Sahara to become earth's supplier of drinking water
Russian scientists have discovered an underground river in Sahara. Geologists predict that its water will be enough to supply drinking water to the 50,000-people town of Atar for the next few decades.
The Rossiiskaya Gazeta newspaper quotes Russian experts as saying that in the near future Africa may become the largest exporter of drinking water that will soon get more expensive ranking among such profitable goods as oil.
Geologists managed to discover water in the desert with the help of a unique technology, namely remote sensing of the earth's surface from space. According to the director of the research, Doctor of Geological and Mineralogical Sciences Vladimir Polivanov, underground waters in Sahara are likely to belong to an artesian basin.

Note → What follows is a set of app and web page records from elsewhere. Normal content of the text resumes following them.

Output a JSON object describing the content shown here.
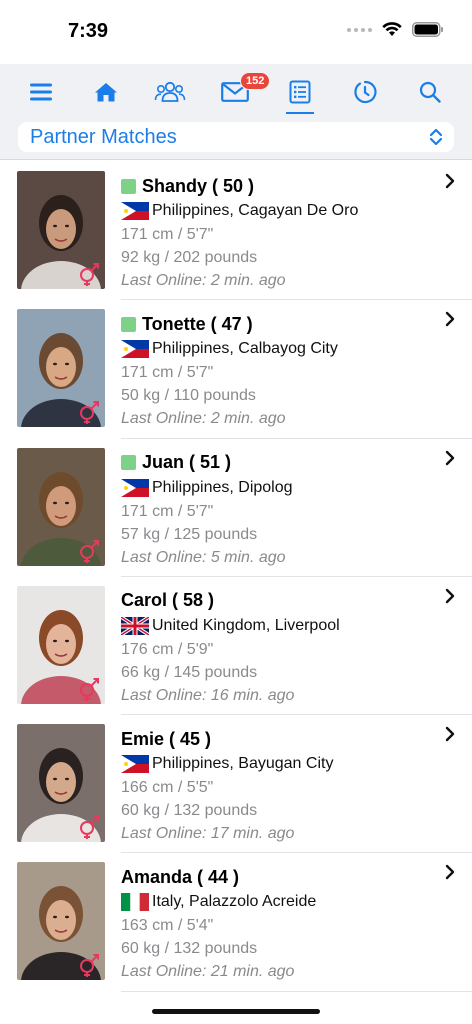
{
  "status_bar": {
    "time": "7:39"
  },
  "toolbar": {
    "icons": [
      "menu-icon",
      "home-icon",
      "group-icon",
      "mail-icon",
      "list-icon",
      "history-icon",
      "search-icon"
    ],
    "mail_badge": "152",
    "accent_color": "#1b7ee8"
  },
  "selector": {
    "label": "Partner Matches"
  },
  "matches": [
    {
      "name": "Shandy ( 50 )",
      "online": true,
      "flag": "philippines",
      "location": "Philippines, Cagayan De Oro",
      "height": "171 cm / 5'7\"",
      "weight": "92 kg / 202 pounds",
      "last_online": "Last Online: 2 min. ago"
    },
    {
      "name": "Tonette ( 47 )",
      "online": true,
      "flag": "philippines",
      "location": "Philippines, Calbayog City",
      "height": "171 cm / 5'7\"",
      "weight": "50 kg / 110 pounds",
      "last_online": "Last Online: 2 min. ago"
    },
    {
      "name": "Juan ( 51 )",
      "online": true,
      "flag": "philippines",
      "location": "Philippines, Dipolog",
      "height": "171 cm / 5'7\"",
      "weight": "57 kg / 125 pounds",
      "last_online": "Last Online: 5 min. ago"
    },
    {
      "name": "Carol ( 58 )",
      "online": false,
      "flag": "uk",
      "location": "United Kingdom, Liverpool",
      "height": "176 cm / 5'9\"",
      "weight": "66 kg / 145 pounds",
      "last_online": "Last Online: 16 min. ago"
    },
    {
      "name": "Emie ( 45 )",
      "online": false,
      "flag": "philippines",
      "location": "Philippines, Bayugan City",
      "height": "166 cm / 5'5\"",
      "weight": "60 kg / 132 pounds",
      "last_online": "Last Online: 17 min. ago"
    },
    {
      "name": "Amanda ( 44 )",
      "online": false,
      "flag": "italy",
      "location": "Italy, Palazzolo Acreide",
      "height": "163 cm / 5'4\"",
      "weight": "60 kg / 132 pounds",
      "last_online": "Last Online: 21 min. ago"
    }
  ]
}
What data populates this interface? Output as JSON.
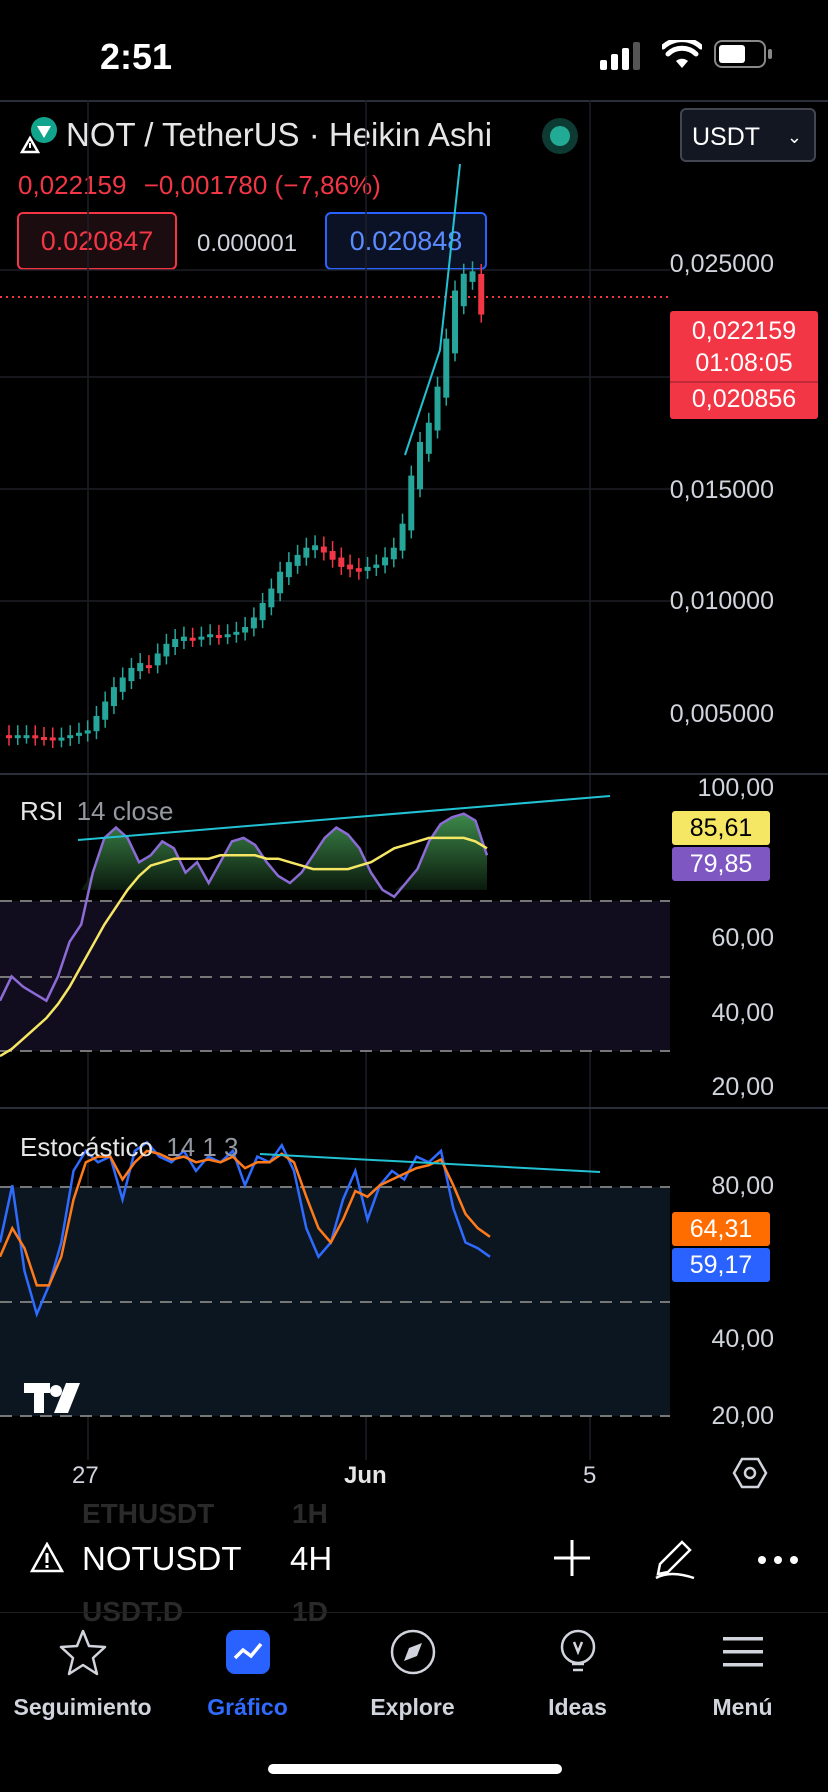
{
  "status_bar": {
    "time": "2:51"
  },
  "header": {
    "title": "NOT / TetherUS · Heikin Ashi",
    "last_price": "0,022159",
    "change": "−0,001780 (−7,86%)",
    "bid": "0.020847",
    "spread": "0.000001",
    "ask": "0.020848",
    "currency": "USDT"
  },
  "price_axis": {
    "labels": [
      "0,025000",
      "0,015000",
      "0,010000",
      "0,005000"
    ],
    "last_price_tag": "0,022159",
    "countdown": "01:08:05",
    "bid_tag": "0,020856"
  },
  "rsi": {
    "title": "RSI",
    "params": "14 close",
    "axis": [
      "100,00",
      "60,00",
      "40,00",
      "20,00"
    ],
    "value": "85,61",
    "ma_value": "79,85"
  },
  "stoch": {
    "title": "Estocástico",
    "params": "14 1 3",
    "axis": [
      "80,00",
      "40,00",
      "20,00"
    ],
    "k_value": "64,31",
    "d_value": "59,17"
  },
  "time_axis": {
    "labels": [
      "27",
      "Jun",
      "5"
    ]
  },
  "toolbar": {
    "symbol": "NOTUSDT",
    "interval": "4H",
    "ghost_top": "ETHUSDT",
    "ghost_top_interval": "1H",
    "ghost_bottom": "USDT.D",
    "ghost_bottom_interval": "1D"
  },
  "tabs": [
    {
      "label": "Seguimiento",
      "icon": "star-icon"
    },
    {
      "label": "Gráfico",
      "icon": "chart-icon"
    },
    {
      "label": "Explore",
      "icon": "compass-icon"
    },
    {
      "label": "Ideas",
      "icon": "lightbulb-icon"
    },
    {
      "label": "Menú",
      "icon": "menu-icon"
    }
  ],
  "colors": {
    "up": "#26a69a",
    "down": "#f23645",
    "accent": "#2962ff",
    "rsi": "#7e57c2",
    "rsi_ma": "#f5e663",
    "stoch_k": "#2962ff",
    "stoch_d": "#ff6d00"
  }
}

The bulk of water reserves on the planet are concentrated in artesian basins.
12,000 years ago Sahara was a flourishing area of the planet. There were forests and a savannah there and the climate was much more humid --Sahara had numerous rivers and lakes then. Over the past 11,000 years, due to the global climatic changes, Sahara has turned into a desert which, however, still has much underground water stored over the previous geological epochs.
Scientists claim that space technologies can help discover water, oil and coal as well as gold and diamonds.